BILOGICAL, CULTURAL, AND PSYCHOLOGICAL FACTORS IN LEARNING
Each species has special traits that are most definately influenced by biological and cultural factors.

Instictive Drift is the tendency of animals to revert to instinctive behavior that interferes with learning.
Preparedness is the species-specific bilological predispostion to learn in certain ways but not others.
Most psychologists believe that culture can influence the degree to which learning processes are used as well as the content of learning.
Biological influences have a great inpact on learning. If we do not own the means to accomplish a task or goal then it would make it impossible.
Carol Dweck uses the term mindset to describe how we believe our abilities affect our goals. She feels that if we do not believe me have the skills or ability then we will more likely not reach our goal.

LEARNING AND HEALTH AND WELLNESS
Observational learning from animals has proved to be very insightful for our understanding about principles in human learning.

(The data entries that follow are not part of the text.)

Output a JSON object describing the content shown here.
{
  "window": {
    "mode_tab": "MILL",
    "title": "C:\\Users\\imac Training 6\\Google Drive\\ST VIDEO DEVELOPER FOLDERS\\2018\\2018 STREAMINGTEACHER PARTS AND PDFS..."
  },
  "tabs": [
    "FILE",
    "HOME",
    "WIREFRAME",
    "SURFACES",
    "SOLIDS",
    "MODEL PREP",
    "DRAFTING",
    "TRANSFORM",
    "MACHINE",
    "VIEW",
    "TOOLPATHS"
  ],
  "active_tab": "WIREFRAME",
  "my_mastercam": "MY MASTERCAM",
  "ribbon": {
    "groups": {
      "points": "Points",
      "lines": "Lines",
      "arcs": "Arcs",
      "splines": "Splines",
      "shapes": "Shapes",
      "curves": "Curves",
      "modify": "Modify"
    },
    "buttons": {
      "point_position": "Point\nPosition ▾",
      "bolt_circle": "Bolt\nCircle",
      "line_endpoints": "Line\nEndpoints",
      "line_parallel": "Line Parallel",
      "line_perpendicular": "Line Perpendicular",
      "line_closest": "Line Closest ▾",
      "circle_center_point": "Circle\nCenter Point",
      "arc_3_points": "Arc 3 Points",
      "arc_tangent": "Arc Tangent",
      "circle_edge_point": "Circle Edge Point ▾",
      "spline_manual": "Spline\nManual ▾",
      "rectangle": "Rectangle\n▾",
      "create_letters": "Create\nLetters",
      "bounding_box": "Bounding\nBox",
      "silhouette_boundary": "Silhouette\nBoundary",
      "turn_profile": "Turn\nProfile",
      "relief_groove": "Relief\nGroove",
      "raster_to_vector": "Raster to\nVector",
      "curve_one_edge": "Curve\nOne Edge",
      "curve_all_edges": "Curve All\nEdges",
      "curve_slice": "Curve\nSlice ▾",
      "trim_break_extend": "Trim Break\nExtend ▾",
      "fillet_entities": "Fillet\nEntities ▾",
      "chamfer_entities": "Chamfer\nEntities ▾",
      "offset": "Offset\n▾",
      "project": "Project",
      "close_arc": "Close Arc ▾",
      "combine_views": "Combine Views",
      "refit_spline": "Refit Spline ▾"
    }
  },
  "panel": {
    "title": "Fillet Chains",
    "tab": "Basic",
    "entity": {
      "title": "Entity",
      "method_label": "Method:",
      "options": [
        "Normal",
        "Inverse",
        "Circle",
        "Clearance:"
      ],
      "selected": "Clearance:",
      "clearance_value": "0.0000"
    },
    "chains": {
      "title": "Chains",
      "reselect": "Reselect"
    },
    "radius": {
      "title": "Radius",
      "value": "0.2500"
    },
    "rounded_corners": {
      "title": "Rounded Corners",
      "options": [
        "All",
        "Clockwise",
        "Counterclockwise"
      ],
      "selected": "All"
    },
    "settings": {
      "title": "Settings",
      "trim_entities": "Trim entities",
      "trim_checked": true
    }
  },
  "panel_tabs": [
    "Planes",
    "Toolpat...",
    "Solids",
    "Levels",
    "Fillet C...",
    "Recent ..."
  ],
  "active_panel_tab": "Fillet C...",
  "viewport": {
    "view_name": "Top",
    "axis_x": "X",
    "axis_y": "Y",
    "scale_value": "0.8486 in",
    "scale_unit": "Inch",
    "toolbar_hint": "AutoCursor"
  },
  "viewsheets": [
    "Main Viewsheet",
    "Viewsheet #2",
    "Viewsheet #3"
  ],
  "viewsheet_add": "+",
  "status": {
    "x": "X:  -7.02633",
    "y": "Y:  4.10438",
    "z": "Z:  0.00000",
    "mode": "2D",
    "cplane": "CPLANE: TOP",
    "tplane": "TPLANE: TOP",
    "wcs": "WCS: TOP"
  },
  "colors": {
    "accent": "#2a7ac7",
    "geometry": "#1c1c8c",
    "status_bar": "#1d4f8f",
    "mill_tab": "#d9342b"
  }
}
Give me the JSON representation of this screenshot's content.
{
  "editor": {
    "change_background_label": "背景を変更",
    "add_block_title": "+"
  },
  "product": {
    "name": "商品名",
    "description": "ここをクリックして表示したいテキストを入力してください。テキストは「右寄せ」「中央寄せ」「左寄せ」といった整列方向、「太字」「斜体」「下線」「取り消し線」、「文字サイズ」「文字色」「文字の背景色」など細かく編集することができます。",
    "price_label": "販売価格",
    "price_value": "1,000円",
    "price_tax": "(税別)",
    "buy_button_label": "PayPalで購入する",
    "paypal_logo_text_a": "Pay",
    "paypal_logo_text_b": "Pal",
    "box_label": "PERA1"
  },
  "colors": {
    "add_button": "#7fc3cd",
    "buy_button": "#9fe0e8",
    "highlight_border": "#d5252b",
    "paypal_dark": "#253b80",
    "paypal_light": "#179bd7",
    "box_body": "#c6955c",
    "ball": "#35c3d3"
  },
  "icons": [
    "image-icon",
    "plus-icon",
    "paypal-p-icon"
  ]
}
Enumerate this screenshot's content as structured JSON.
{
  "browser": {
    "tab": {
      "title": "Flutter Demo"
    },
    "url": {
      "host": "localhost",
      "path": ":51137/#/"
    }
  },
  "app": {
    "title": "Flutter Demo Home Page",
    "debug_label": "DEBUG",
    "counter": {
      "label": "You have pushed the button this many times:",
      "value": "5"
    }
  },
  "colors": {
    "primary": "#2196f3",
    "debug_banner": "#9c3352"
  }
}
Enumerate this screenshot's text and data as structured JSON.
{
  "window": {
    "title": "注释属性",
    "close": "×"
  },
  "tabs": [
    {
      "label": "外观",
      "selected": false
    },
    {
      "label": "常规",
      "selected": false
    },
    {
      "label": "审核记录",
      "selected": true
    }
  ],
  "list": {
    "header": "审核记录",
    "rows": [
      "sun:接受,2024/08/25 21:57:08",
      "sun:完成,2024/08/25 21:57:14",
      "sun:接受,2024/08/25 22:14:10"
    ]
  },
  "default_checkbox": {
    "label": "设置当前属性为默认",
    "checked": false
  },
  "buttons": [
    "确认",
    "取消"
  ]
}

Predictability seems to benefit the reduction of stress of any given situation. Knowing what will occur beforehand takes the anxiety out of any random situation happening at any given time.
Control over a situation, especially a negative one, gives the person a less stressful feeling.
Improvement over a situation, seems to bring less stress. Ex: the rat that was exposed to twice the number of shocks per hour was less stressed the next time when he received half the amount, even though the shocks were still adverse. The second rat was more stressed because he received twice more and was not use to the intensity.
Outlets for Frustration always bring about a reduction in stress. To take your focus off the stress for a moment is good.

Questions:
How was Tolman's viewpoint different than Skinner's and Pavlov's?
How does latent and insight learning play a role in Tolman's theory?
What contributes to Biological and Cultural influences in learning?
What four ways are we able to reduce stress in our lives?

Sections 5, 6, and 7 done by Jeanette Mihailovic2. Thorndike’s law of effect states that behaviors followed by positive outcomes are